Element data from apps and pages
Segment Open

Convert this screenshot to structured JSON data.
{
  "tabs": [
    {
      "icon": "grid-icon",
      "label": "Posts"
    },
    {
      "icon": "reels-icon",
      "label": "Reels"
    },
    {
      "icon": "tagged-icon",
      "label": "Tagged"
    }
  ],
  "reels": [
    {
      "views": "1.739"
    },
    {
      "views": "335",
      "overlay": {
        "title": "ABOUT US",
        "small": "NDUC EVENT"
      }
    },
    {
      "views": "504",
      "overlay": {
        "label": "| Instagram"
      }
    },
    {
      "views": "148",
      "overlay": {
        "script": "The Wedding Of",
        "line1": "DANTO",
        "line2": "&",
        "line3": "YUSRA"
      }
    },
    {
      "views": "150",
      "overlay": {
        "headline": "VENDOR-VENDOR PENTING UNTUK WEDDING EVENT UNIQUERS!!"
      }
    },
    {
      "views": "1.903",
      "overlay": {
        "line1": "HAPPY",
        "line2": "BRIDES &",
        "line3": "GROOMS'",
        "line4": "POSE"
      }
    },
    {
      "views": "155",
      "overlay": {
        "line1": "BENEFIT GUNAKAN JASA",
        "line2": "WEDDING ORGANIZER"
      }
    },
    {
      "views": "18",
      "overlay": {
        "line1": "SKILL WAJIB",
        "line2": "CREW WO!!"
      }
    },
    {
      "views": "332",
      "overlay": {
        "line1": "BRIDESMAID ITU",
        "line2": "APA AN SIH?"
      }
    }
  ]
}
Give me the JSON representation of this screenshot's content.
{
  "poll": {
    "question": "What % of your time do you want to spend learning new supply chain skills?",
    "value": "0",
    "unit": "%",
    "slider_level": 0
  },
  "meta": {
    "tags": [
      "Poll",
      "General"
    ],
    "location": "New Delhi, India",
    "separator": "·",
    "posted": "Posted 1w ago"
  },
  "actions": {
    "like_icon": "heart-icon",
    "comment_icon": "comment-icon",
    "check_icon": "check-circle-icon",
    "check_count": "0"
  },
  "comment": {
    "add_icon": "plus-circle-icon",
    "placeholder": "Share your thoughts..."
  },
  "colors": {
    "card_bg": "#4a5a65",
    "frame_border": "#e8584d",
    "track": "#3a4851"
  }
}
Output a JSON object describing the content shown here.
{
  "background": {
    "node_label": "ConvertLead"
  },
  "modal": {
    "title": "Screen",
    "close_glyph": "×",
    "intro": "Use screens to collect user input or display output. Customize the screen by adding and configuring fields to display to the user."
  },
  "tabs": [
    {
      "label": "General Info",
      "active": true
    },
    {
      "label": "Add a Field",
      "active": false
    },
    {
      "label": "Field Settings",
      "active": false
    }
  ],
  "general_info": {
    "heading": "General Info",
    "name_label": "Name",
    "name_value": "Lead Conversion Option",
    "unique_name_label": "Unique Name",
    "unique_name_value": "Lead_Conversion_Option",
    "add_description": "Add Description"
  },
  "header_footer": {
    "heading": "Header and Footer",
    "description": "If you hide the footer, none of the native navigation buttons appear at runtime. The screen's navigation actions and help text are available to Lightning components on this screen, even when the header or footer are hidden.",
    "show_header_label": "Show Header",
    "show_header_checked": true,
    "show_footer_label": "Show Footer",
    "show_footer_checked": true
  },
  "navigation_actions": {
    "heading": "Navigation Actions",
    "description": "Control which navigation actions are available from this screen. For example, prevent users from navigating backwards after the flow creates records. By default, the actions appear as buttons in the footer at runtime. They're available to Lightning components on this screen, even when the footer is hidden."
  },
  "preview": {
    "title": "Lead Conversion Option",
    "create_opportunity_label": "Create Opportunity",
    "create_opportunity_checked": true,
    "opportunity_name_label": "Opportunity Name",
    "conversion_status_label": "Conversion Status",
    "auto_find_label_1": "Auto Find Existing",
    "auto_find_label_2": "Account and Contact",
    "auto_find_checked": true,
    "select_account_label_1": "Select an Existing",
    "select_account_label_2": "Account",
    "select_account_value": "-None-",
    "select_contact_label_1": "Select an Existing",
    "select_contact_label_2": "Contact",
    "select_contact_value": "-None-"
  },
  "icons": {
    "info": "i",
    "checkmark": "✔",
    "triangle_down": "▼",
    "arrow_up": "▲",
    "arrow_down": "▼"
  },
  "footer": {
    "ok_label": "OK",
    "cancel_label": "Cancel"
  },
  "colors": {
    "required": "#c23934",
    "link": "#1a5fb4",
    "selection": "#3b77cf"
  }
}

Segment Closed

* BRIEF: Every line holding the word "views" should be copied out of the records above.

* ANSWER TO THIS TASK:
      "views": "1.739"
      "views": "335",
      "views": "504",
      "views": "148",
      "views": "150",
      "views": "1.903",
      "views": "155",
      "views": "18",
      "views": "332",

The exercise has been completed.